Records contained in a dataset
▼
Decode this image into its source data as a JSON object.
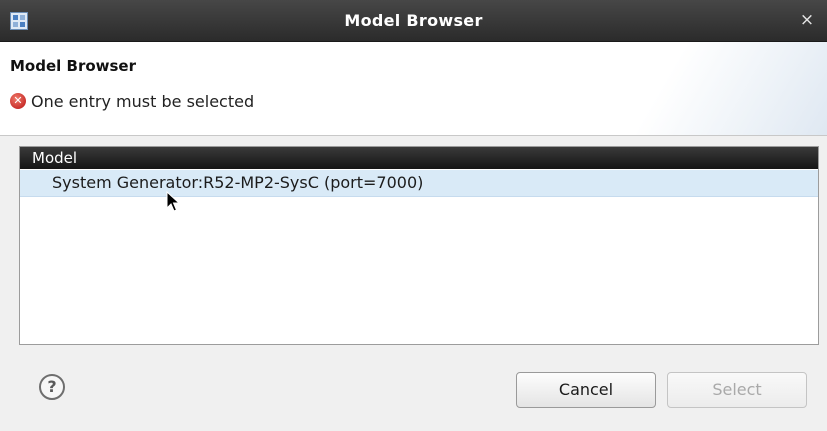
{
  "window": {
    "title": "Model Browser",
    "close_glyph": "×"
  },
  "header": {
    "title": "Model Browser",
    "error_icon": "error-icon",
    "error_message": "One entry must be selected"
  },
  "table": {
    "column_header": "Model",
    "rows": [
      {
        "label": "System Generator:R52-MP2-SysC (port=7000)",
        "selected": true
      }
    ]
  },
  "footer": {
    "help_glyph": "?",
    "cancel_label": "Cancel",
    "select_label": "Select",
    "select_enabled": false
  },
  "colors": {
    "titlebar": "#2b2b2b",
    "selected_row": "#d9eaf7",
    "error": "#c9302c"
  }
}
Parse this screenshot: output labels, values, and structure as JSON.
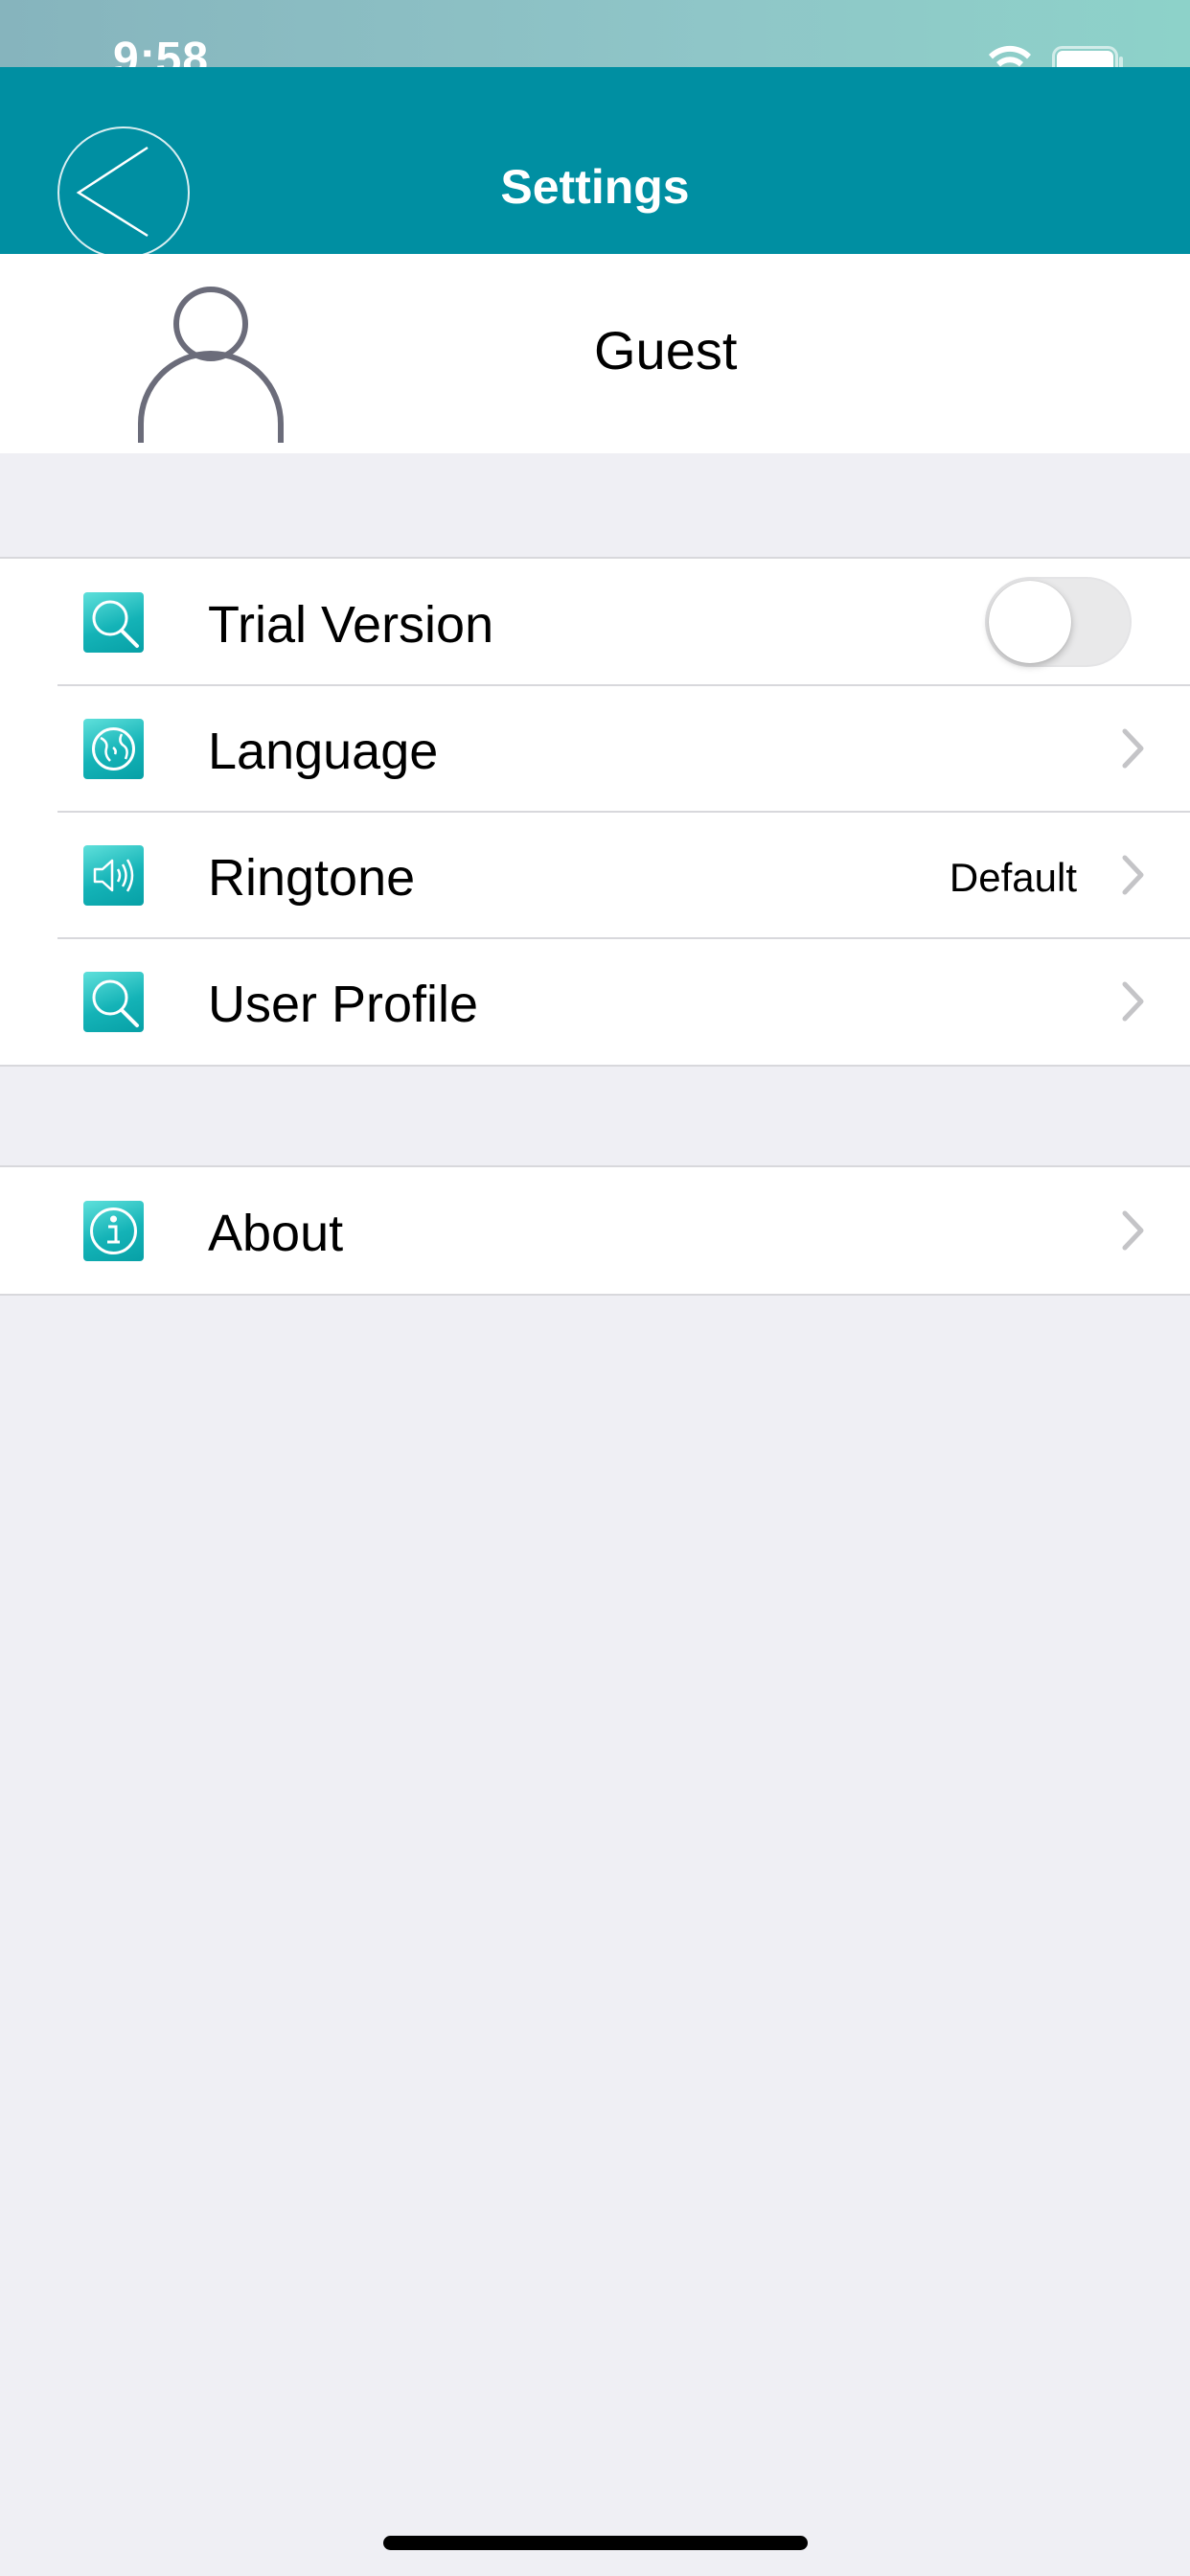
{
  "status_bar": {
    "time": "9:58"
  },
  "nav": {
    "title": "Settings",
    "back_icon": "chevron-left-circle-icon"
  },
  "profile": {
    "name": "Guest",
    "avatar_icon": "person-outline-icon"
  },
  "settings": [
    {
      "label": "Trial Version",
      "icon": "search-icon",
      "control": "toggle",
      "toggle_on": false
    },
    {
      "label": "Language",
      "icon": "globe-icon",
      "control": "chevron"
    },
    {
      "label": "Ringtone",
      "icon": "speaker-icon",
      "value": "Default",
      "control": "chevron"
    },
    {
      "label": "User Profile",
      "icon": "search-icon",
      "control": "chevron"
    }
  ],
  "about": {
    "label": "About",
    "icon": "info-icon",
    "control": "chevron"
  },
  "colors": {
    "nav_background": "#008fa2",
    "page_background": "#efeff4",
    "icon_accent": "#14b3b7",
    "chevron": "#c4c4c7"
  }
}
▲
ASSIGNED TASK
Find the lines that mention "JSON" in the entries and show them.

COMPLETED TASK
Decode this image into its source data as a JSON object.
Parse this screenshot: output labels, values, and structure as JSON.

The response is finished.